  6. App sign up info to be limited to username, profile photo, and email address.
  7. Developers will need admin approval and a signed contract in order to access any private data.
  8. Simplify user privacy settings and app use with a News Feed tool.
  9. App access to Groups will need approval from both Facebook and a group admin.
  10. Approved apps will no longer be able to access a group’s member list or personal information attached to group posts.
  11. The guest list and wall posts will be excluded from the Events API.
  12. App access to the Pages API will need to be approved by Facebook.
  13. Instagram Platform API is deprecated.
  14. Opt-in call and text history for Messenger or Facebook Lite on Android, while having never collected message content, will still be reduced to only the information needed to deliver the service.
  15. Removal of a search tool that allows searching for Facebook user by phone number or email address.
  16. Simplified user interface for the bulk removal of apps and any posts they’ve made.
  17. Shutting down Partner Categories that allows third-party providers such as Experian and Oracle to offer their own database products for targeted advertising on the Facebook platform.
  18. Proposal to add a Clear History feature for more user control over what browsing history is collected and archived by Facebook.

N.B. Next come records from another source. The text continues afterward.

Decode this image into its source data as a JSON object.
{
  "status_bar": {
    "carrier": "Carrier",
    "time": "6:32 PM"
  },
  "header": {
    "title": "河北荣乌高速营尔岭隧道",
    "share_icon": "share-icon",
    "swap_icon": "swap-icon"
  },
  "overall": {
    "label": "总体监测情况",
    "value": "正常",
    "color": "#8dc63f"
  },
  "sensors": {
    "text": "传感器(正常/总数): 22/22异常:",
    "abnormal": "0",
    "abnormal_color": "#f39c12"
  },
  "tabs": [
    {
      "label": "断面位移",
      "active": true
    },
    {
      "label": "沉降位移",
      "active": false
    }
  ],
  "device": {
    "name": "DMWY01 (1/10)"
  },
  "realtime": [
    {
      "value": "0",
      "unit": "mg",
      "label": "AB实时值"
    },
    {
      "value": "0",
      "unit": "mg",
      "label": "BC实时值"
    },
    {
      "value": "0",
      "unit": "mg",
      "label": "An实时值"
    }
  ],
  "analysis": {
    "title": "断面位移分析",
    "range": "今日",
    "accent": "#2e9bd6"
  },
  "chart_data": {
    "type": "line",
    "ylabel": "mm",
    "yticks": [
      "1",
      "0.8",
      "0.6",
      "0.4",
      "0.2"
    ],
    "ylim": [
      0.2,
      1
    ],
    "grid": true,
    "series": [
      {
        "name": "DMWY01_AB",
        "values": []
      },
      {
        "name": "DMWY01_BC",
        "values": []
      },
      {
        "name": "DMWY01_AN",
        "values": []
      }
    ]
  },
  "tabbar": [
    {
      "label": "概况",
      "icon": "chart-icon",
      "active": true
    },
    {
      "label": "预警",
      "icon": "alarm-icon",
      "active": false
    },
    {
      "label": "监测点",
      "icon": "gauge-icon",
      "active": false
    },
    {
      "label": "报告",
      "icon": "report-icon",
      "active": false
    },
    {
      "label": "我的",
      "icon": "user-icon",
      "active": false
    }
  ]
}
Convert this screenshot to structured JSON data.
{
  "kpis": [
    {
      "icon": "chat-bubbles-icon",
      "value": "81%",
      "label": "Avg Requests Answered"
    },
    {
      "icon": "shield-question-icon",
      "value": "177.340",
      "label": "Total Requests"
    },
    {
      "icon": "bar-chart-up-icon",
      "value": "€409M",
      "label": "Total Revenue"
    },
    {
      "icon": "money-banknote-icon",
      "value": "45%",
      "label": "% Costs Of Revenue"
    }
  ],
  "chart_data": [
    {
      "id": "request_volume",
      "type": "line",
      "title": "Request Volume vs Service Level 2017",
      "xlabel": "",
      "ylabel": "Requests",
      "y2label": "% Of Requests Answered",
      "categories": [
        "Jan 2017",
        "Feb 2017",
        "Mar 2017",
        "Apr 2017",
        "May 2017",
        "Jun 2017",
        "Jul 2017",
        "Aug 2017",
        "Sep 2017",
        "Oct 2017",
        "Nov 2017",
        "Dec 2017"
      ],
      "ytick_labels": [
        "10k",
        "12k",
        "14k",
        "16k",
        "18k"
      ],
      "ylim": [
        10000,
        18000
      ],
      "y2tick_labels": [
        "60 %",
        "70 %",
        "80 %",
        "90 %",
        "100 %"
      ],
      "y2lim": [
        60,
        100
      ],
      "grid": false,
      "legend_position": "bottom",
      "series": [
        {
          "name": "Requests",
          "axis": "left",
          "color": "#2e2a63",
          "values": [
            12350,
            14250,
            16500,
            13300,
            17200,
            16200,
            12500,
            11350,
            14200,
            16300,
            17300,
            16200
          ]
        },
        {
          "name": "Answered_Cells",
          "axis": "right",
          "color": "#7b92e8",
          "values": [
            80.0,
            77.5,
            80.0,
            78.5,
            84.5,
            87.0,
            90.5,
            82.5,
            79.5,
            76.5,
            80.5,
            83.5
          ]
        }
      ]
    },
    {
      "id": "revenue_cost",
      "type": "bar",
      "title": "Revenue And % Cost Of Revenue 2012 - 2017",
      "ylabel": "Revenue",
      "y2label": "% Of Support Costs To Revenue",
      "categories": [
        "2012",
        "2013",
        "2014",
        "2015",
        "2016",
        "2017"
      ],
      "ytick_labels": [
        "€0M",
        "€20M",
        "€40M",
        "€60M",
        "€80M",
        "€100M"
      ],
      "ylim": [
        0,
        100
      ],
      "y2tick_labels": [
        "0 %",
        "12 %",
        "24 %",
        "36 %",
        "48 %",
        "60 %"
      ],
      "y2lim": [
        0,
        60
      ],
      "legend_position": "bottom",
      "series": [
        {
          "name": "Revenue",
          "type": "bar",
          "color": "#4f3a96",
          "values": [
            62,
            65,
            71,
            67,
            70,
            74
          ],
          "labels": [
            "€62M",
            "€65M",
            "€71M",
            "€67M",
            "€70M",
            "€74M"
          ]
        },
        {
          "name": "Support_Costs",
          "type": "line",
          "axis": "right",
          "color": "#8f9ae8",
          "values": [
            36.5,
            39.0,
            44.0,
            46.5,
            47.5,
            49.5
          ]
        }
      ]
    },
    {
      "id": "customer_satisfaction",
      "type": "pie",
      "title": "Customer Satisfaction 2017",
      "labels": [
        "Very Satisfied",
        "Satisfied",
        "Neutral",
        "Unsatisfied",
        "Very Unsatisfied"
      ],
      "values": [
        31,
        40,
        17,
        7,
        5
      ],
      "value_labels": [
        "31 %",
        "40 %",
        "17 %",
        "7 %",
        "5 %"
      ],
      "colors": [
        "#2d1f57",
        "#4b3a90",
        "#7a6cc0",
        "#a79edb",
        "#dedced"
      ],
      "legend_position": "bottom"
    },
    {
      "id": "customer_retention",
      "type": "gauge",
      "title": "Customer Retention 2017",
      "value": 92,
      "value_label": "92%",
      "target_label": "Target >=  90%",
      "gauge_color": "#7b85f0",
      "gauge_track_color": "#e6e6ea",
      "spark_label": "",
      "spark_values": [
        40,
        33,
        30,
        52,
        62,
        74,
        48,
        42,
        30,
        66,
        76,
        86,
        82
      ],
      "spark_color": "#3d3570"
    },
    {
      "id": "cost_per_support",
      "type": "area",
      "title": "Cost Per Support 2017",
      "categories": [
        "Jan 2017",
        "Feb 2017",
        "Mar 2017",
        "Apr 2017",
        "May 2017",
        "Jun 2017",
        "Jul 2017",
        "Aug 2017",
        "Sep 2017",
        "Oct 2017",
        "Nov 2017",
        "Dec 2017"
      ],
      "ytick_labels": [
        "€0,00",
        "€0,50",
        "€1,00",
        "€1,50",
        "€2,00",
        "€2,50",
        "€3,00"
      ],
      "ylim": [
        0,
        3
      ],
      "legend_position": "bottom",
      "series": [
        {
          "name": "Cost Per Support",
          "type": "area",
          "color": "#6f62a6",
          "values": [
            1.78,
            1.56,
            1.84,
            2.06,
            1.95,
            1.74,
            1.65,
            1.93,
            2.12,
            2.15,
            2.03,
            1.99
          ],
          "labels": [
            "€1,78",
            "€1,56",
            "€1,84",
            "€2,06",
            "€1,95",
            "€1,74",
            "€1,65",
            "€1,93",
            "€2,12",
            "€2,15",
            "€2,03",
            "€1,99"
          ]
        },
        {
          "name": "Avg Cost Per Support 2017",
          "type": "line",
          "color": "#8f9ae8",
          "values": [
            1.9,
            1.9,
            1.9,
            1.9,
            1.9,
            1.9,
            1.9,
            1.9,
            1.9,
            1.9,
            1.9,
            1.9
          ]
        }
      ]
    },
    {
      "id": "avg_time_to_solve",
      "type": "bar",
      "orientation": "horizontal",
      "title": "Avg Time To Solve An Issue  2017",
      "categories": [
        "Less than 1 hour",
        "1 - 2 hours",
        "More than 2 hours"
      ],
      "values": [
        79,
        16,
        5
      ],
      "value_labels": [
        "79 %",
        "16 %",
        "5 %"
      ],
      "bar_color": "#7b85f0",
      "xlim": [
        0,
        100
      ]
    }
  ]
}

For those readers interested in keeping up to date on these Facebook privacy updates, they can be read in full as they arrive at the Facebook Newsroom.

The company has been at pains to point out that these data policy updates do not change a user’s privacy rights or data access but are designed to make privacy issues more transparent and easier to understand. They also want to underline the fact that the company has never sold user data directly but monetizes the Facebook platform by selling advertising space and other services. And they are fully committed to regaining and maintaining the public trust in that platform going forward.

Regarding the Facebook business model, nothing changes, and Facebook Ads will continue to work the same way they did before. The same way that is, with the added bonus that Facebook‘s rigorous approach to user privacy and education outreach can only boost the public’s confidence in the online advertising industry and its innovators.

For those users that would like a revealing insight into just what data Facebook actually collects on them, they can download a zipped archive from inside their Facebook General Account Settings. It is remarkable the degree to which our lives have been dedicated to and recorded on social media this last decade or so, and a greater transparency and understanding of the Facebook user data structure, along with a more informed user base, can only benefit us all in the long run.